Some scandals find traction in Washington, others fizzle. The Taiwangate affair–which involves a $100 million secret Taiwan government slush fund that financed intelligence, propaganda, and influence activities within the United States and elsewhere–seems to be in the latter category at the moment. The beneficiaries of the lack of attention include three prominent Bush appointees at the State Department who, before joining the Bush administration, received money from this account. And one of these officials, John Bolton, the undersecretary of state for arms control and international security, submitted pro-Taiwan testimony to Congress in the 1990s without revealing he was a paid consultant to Taiwan. His work for Taiwan, it turns out, was financed by this slush fund.

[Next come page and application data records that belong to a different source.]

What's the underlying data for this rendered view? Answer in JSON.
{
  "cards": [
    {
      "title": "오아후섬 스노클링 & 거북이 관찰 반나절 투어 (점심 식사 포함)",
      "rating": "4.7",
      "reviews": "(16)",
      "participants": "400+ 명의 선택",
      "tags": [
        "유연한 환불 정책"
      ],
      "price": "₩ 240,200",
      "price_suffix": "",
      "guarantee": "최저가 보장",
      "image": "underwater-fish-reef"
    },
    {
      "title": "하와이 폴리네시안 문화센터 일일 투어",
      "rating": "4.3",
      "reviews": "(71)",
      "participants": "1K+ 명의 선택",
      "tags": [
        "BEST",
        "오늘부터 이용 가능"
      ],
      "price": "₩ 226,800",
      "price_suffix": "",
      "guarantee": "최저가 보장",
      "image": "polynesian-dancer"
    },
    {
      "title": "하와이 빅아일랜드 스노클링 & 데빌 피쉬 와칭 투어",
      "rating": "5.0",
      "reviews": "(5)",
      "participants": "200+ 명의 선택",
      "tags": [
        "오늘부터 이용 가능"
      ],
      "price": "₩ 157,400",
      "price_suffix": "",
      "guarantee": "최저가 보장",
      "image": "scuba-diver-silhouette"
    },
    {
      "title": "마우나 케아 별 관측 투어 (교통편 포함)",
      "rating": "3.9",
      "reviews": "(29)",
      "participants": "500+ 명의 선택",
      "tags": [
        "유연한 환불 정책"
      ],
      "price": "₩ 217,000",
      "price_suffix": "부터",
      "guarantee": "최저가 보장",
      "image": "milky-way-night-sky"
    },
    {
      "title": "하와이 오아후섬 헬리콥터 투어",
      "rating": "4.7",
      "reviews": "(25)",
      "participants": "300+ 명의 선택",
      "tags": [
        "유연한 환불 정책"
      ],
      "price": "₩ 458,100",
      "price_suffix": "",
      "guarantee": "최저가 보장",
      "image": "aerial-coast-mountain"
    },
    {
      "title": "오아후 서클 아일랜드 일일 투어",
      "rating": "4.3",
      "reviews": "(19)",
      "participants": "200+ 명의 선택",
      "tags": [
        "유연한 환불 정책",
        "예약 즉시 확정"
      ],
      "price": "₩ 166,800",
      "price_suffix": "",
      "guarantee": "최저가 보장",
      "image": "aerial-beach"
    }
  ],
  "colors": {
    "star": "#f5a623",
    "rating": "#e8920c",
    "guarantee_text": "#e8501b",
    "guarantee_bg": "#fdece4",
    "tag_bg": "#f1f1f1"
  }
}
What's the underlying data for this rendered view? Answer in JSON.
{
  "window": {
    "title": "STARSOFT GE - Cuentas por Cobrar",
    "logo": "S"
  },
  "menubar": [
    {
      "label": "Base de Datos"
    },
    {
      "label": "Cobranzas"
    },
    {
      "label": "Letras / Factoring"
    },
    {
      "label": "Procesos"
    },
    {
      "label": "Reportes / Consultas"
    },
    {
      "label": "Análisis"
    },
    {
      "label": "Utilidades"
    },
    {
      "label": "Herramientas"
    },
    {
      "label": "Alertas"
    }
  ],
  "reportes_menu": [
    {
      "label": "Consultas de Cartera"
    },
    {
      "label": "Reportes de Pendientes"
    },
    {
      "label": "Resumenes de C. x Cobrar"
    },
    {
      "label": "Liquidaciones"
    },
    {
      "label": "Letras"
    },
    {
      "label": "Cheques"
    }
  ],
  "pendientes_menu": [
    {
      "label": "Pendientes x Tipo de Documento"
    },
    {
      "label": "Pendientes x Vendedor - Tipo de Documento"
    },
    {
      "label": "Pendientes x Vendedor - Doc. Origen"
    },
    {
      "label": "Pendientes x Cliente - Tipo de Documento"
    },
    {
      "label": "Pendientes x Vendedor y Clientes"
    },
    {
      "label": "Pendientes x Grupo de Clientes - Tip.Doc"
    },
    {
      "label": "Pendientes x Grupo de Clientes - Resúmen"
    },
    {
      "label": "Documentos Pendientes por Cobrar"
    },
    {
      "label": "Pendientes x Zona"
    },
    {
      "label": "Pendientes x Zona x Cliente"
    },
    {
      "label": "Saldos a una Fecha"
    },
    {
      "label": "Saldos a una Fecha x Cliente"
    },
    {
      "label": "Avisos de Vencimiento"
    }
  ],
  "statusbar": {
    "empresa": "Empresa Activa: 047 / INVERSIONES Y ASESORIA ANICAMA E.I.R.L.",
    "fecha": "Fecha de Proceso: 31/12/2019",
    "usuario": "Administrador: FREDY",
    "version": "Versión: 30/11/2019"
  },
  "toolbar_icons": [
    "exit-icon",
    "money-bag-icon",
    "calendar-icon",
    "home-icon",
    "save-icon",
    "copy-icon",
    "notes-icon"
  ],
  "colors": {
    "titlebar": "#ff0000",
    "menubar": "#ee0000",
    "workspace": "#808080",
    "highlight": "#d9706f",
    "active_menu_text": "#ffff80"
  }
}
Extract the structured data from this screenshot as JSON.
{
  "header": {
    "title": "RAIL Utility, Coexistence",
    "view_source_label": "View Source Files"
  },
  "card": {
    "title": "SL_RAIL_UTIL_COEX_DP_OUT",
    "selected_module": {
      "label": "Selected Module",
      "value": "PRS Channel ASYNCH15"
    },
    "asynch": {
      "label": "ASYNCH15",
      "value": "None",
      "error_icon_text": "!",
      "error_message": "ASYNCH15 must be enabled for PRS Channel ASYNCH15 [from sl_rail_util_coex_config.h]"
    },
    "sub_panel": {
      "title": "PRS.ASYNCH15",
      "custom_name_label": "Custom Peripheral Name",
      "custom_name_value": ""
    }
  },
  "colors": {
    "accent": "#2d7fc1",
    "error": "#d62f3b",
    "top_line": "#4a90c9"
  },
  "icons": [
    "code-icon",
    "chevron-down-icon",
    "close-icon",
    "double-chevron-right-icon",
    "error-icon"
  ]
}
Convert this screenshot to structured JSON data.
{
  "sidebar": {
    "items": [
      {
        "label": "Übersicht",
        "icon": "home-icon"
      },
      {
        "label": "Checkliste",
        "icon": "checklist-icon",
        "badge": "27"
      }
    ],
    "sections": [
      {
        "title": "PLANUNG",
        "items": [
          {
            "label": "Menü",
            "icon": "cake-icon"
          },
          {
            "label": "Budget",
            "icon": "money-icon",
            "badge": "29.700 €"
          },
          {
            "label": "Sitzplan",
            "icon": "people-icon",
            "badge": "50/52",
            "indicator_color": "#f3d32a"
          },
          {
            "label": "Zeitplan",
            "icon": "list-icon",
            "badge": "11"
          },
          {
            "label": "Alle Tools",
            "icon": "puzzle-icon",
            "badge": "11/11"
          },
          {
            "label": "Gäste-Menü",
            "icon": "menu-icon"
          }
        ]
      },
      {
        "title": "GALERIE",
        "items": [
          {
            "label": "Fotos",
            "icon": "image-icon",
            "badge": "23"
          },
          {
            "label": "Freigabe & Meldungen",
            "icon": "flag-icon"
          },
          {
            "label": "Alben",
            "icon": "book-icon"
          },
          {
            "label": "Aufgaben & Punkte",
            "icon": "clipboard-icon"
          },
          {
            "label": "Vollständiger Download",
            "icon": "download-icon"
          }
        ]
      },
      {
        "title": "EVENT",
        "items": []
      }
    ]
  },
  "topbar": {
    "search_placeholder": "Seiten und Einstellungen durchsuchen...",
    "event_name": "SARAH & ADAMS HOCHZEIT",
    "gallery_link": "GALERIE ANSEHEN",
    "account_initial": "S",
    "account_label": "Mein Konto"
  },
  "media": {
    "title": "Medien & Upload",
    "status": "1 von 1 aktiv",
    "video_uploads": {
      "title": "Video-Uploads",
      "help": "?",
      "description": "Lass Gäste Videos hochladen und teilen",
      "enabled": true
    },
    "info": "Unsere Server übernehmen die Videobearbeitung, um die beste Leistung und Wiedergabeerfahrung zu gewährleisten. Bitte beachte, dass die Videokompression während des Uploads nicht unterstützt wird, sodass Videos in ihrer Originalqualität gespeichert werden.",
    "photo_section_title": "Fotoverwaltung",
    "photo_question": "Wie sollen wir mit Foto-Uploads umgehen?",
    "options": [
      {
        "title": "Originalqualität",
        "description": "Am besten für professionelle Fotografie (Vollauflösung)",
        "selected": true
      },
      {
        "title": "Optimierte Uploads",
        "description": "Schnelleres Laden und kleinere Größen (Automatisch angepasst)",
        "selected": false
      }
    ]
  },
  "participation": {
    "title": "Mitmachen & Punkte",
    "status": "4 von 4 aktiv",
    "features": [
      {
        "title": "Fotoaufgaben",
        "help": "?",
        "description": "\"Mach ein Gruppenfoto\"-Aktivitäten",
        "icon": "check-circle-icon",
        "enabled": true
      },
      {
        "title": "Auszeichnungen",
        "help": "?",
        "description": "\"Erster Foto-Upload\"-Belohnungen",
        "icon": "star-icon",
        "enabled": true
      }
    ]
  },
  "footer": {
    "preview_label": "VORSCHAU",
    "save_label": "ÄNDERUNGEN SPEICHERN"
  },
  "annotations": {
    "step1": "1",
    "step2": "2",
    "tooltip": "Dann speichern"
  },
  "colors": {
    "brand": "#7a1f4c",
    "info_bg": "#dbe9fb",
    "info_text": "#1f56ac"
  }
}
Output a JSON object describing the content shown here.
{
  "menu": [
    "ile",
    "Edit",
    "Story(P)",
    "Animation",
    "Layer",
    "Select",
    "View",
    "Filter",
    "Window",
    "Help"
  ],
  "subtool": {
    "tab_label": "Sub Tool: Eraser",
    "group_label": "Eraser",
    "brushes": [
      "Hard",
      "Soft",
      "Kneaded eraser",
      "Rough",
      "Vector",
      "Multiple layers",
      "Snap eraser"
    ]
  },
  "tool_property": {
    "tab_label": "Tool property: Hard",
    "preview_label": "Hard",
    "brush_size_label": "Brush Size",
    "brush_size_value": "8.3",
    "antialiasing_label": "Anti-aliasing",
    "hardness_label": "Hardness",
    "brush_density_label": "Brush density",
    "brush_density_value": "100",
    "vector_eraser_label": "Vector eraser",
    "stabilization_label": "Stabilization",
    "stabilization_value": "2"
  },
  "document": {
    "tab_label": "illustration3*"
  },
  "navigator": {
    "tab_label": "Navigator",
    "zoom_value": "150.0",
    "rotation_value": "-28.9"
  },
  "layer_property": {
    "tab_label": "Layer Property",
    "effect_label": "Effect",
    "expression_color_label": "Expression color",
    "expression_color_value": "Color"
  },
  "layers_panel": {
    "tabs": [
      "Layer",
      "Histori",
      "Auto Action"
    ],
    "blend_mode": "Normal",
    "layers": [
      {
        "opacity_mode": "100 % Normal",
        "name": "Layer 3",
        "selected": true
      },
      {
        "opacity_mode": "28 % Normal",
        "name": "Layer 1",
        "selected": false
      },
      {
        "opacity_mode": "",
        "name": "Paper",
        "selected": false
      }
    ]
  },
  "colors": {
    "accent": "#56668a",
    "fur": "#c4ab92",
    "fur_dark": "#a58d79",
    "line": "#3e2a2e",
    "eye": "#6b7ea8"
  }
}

On April 2, The Nation reported that news stories out of Asia, citing leaked classified documents, showed that former Taiwan President Lee Teng-hui had established an illegal covert fund when he was in office and that several million dollars from it apparently were used to pay for a pro-Taiwan lobbying campaign in Washington mounted by Cassidy and Associates, a powerful lobbying firm. The clandestine account, according to the Asian media reports, underwrote the travels of Carl Ford, Jr., a former senior CIA analyst who was a consultant to the Cassidy and Associates effort. The Pacific Forum, the Honolulu-based armed of the Center for Strategic and International Studies, also received money–perhaps $100,000–from the slush fund, when James Kelly, a past National Security Council officer, headed the Forum. Forty-thousand dollars of that money, CSIS confirmed, was sent to Harvard to cover the costs of a fellowship for a former Japanese defense official. In May 2001, Bush appointed Ford to be assistant secretary of state for intelligence and research, and Kelly to be assistant secretary of state for East Asian and Pacific affairs. (For more details, see the “Capital Games” dispatch preceding this one, “Taiwangate?–Bush Appointees Linked to Secret Slush Funds.”)
On April 5, The Washington Post published a similar story, reporting that Taiwanese officials said the fund had paid $30,000 to John Bolton for research papers he wrote in the mid-1990s on how Taiwan could win readmission into the United Nations.
Neither the State Department nor the three State officials who reportedly received money from Lee’s slush fund have felt compelled to make a statement regarding the scandal. None of the officials would answer any questions from The Nation or the Post on the matter.
The day the Post story appeared, a reporter at the daily State Department briefing asked Philip Reeker, the deputy spokesman for the department, to comment on the Post’s article and the involvement of “State Department officials like John Bolton and Jim Kelly” in the slush fund.
“No, I don’t think I read the story,” Reeker said, “and I don’t think we would comment on things that involve people prior to their work at the State Department, their official capacity. So that is just not something we would have anything on.”